(Beginning of RECORDS SUPPLIED)
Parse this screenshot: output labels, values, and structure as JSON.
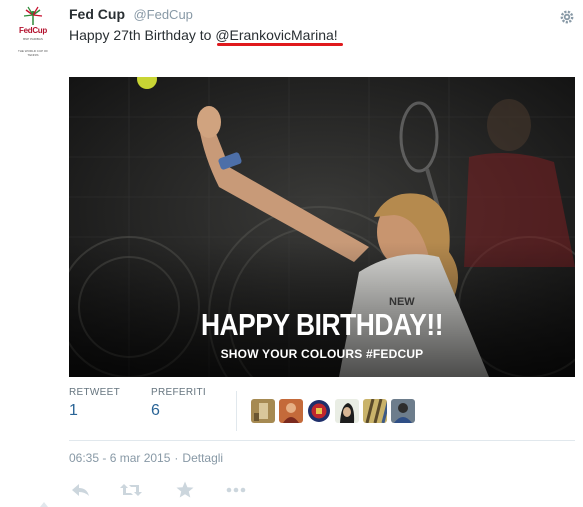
{
  "account": {
    "name": "Fed Cup",
    "handle": "@FedCup",
    "avatar_logo_text": "FedCup",
    "avatar_sub_text": "BNP PARIBAS",
    "avatar_tagline": "THE WORLD CUP OF TENNIS"
  },
  "tweet": {
    "text_before": "Happy 27th Birthday to ",
    "mention": "@ErankovicMarina",
    "text_after": "!",
    "highlight_color": "#e0191d"
  },
  "photo": {
    "title": "HAPPY BIRTHDAY!!",
    "subtitle": "SHOW YOUR COLOURS #FEDCUP",
    "shirt_text": "NEW"
  },
  "stats": {
    "retweet_label": "RETWEET",
    "retweet_count": "1",
    "favorites_label": "PREFERITI",
    "favorites_count": "6",
    "favoriters": [
      "user-avatar-1",
      "user-avatar-2",
      "user-avatar-3",
      "user-avatar-4",
      "user-avatar-5",
      "user-avatar-6"
    ]
  },
  "meta": {
    "timestamp": "06:35 - 6 mar 2015",
    "separator": "·",
    "details_link": "Dettagli"
  },
  "actions": [
    "reply-icon",
    "retweet-icon",
    "favorite-icon",
    "more-icon"
  ],
  "colors": {
    "link": "#2a6496",
    "muted": "#8899a6",
    "text": "#292f33",
    "brand_red": "#b3122e"
  }
}
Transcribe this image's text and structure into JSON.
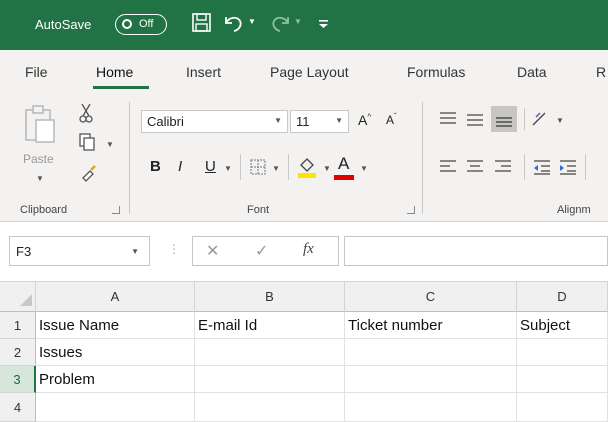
{
  "titlebar": {
    "autosave_label": "AutoSave",
    "autosave_state": "Off",
    "icons": [
      "save-icon",
      "undo-icon",
      "redo-icon",
      "customize-qat-icon"
    ]
  },
  "tabs": [
    "File",
    "Home",
    "Insert",
    "Page Layout",
    "Formulas",
    "Data",
    "R"
  ],
  "active_tab": "Home",
  "ribbon": {
    "clipboard": {
      "paste_label": "Paste",
      "group_label": "Clipboard"
    },
    "font": {
      "name": "Calibri",
      "size": "11",
      "bold": "B",
      "italic": "I",
      "underline": "U",
      "font_color_letter": "A",
      "fill_color": "#ffe400",
      "font_color": "#e00000",
      "group_label": "Font"
    },
    "alignment": {
      "group_label": "Alignm"
    }
  },
  "formula_bar": {
    "name_box": "F3",
    "fx_label": "fx",
    "value": ""
  },
  "sheet": {
    "columns": [
      "A",
      "B",
      "C",
      "D"
    ],
    "rows": [
      "1",
      "2",
      "3",
      "4"
    ],
    "cells": [
      [
        "Issue Name",
        "E-mail Id",
        "Ticket number",
        "Subject"
      ],
      [
        "Issues",
        "",
        "",
        ""
      ],
      [
        "Problem",
        "",
        "",
        ""
      ],
      [
        "",
        "",
        "",
        ""
      ]
    ],
    "selected_row": "3"
  },
  "colors": {
    "accent": "#217346"
  }
}
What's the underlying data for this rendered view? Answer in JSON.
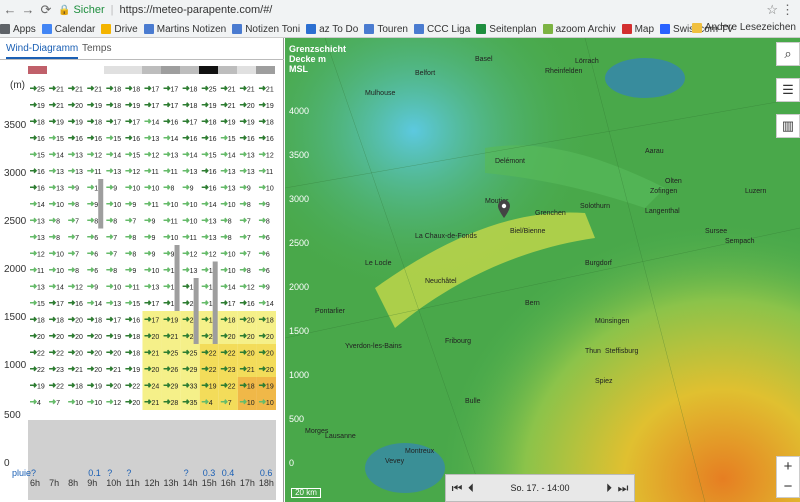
{
  "browser": {
    "secure_label": "Sicher",
    "url": "https://meteo-parapente.com/#/",
    "bookmarks": [
      {
        "label": "Apps",
        "color": "#5f6368"
      },
      {
        "label": "Calendar",
        "color": "#4285f4"
      },
      {
        "label": "Drive",
        "color": "#f4b400"
      },
      {
        "label": "Martins Notizen",
        "color": "#4a7bd0"
      },
      {
        "label": "Notizen Toni",
        "color": "#4a7bd0"
      },
      {
        "label": "az To Do",
        "color": "#2c6fd1"
      },
      {
        "label": "Touren",
        "color": "#4a7bd0"
      },
      {
        "label": "CCC Liga",
        "color": "#4a7bd0"
      },
      {
        "label": "Seitenplan",
        "color": "#1e8e3e"
      },
      {
        "label": "azoom Archiv",
        "color": "#7cb342"
      },
      {
        "label": "Map",
        "color": "#d32f2f"
      },
      {
        "label": "Swisscom TV",
        "color": "#2962ff"
      }
    ],
    "other_bookmarks": "Andere Lesezeichen"
  },
  "left_panel": {
    "tabs": [
      {
        "label": "Wind-Diagramm"
      },
      {
        "label": "Temps"
      }
    ],
    "unit": "(m)",
    "y_labels": [
      "3500",
      "3000",
      "2500",
      "2000",
      "1500",
      "1000",
      "500",
      "0"
    ],
    "hours": [
      "6h",
      "7h",
      "8h",
      "9h",
      "10h",
      "11h",
      "12h",
      "13h",
      "14h",
      "15h",
      "16h",
      "17h",
      "18h"
    ],
    "rain_label": "pluie",
    "rain": [
      "?",
      "",
      "",
      "0.1",
      "?",
      "?",
      "",
      "",
      "?",
      "0.3",
      "0.4",
      "",
      "0.6"
    ],
    "wind_speeds": [
      [
        "25",
        "21",
        "21",
        "21",
        "18",
        "18",
        "17",
        "17",
        "18"
      ],
      [
        "19",
        "21",
        "20",
        "19",
        "18",
        "19",
        "17",
        "17",
        "18"
      ],
      [
        "18",
        "19",
        "19",
        "18",
        "17",
        "17",
        "14",
        "16",
        "17"
      ],
      [
        "16",
        "15",
        "16",
        "16",
        "15",
        "16",
        "13",
        "14",
        "16"
      ],
      [
        "15",
        "14",
        "13",
        "12",
        "14",
        "15",
        "12",
        "13",
        "14"
      ],
      [
        "16",
        "13",
        "13",
        "11",
        "13",
        "12",
        "11",
        "11",
        "13"
      ],
      [
        "16",
        "13",
        "9",
        "10",
        "9",
        "10",
        "10",
        "8",
        "9"
      ],
      [
        "14",
        "10",
        "8",
        "9",
        "10",
        "9",
        "11",
        "10",
        "10"
      ],
      [
        "13",
        "8",
        "7",
        "8",
        "8",
        "7",
        "9",
        "11",
        "10"
      ],
      [
        "13",
        "8",
        "7",
        "6",
        "7",
        "8",
        "9",
        "10",
        "11"
      ],
      [
        "12",
        "10",
        "7",
        "6",
        "7",
        "8",
        "9",
        "9",
        "12"
      ],
      [
        "11",
        "10",
        "8",
        "6",
        "8",
        "9",
        "10",
        "11",
        "13"
      ],
      [
        "13",
        "14",
        "12",
        "9",
        "10",
        "11",
        "13",
        "13",
        "16"
      ],
      [
        "15",
        "17",
        "16",
        "14",
        "13",
        "15",
        "17",
        "17",
        "20"
      ],
      [
        "18",
        "18",
        "20",
        "18",
        "17",
        "16",
        "17",
        "19",
        "22"
      ],
      [
        "20",
        "20",
        "20",
        "20",
        "19",
        "18",
        "20",
        "21",
        "24"
      ],
      [
        "22",
        "22",
        "20",
        "20",
        "20",
        "18",
        "21",
        "25",
        "25"
      ],
      [
        "22",
        "23",
        "21",
        "20",
        "21",
        "19",
        "20",
        "26",
        "29"
      ],
      [
        "19",
        "22",
        "18",
        "19",
        "20",
        "22",
        "24",
        "29",
        "33"
      ],
      [
        "4",
        "7",
        "10",
        "10",
        "12",
        "20",
        "21",
        "28",
        "35"
      ]
    ]
  },
  "map": {
    "legend_title": "Grenzschicht Decke m MSL",
    "legend_values": [
      "4000",
      "3500",
      "3000",
      "2500",
      "2000",
      "1500",
      "1000",
      "500",
      "0"
    ],
    "scale_label": "20 km",
    "time_label": "So. 17. - 14:00",
    "towns": [
      "Belfort",
      "Mulhouse",
      "Basel",
      "Delémont",
      "Moutier",
      "Grenchen",
      "Solothurn",
      "Biel/Bienne",
      "La Chaux-de-Fonds",
      "Neuchâtel",
      "Le Locle",
      "Pontarlier",
      "Yverdon-les-Bains",
      "Fribourg",
      "Bern",
      "Thun",
      "Spiez",
      "Bulle",
      "Lausanne",
      "Morges",
      "Vevey",
      "Montreux",
      "Aarau",
      "Olten",
      "Zofingen",
      "Langenthal",
      "Burgdorf",
      "Luzern",
      "Sursee",
      "Sempach",
      "Rheinfelden",
      "Lörrach",
      "Münsingen",
      "Steffisburg"
    ]
  }
}
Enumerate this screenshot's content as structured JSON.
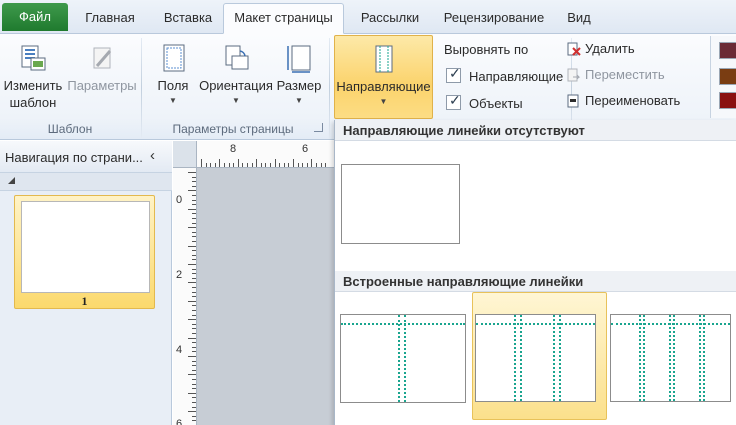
{
  "tabs": [
    {
      "label": "Файл"
    },
    {
      "label": "Главная"
    },
    {
      "label": "Вставка"
    },
    {
      "label": "Макет страницы"
    },
    {
      "label": "Рассылки"
    },
    {
      "label": "Рецензирование"
    },
    {
      "label": "Вид"
    }
  ],
  "ribbon": {
    "change_template": {
      "line1": "Изменить",
      "line2": "шаблон"
    },
    "parameters": "Параметры",
    "group_template": "Шаблон",
    "margins": "Поля",
    "orientation": "Ориентация",
    "size": "Размер",
    "group_page_params": "Параметры страницы",
    "guides": "Направляющие",
    "align_to": "Выровнять по",
    "chk_guides": "Направляющие",
    "chk_objects": "Объекты",
    "delete": "Удалить",
    "move": "Переместить",
    "rename": "Переименовать",
    "swatch_colors": [
      "#6b2b36",
      "#7a3d12",
      "#8a1010"
    ]
  },
  "nav": {
    "title": "Навигация по страни...",
    "page_number": "1"
  },
  "rulers": {
    "h_numbers": [
      "8",
      "6"
    ],
    "v_numbers": [
      "0",
      "2",
      "4",
      "6"
    ]
  },
  "dropdown": {
    "section_none": "Направляющие линейки отсутствуют",
    "section_builtin": "Встроенные направляющие линейки"
  },
  "colors": {
    "file_tab": "#2e8b3d",
    "hover": "#fbd36c",
    "guide_line": "#1aa58f"
  }
}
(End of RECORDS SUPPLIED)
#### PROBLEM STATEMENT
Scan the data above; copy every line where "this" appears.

#### WRITTEN SOLUTION
Parse this screenshot: output labels, values, and structure as JSON.
Transcribe this image's text and structure into JSON.
What's the underlying data for this rendered view? Answer in JSON.
Enumerate this screenshot's content as structured JSON.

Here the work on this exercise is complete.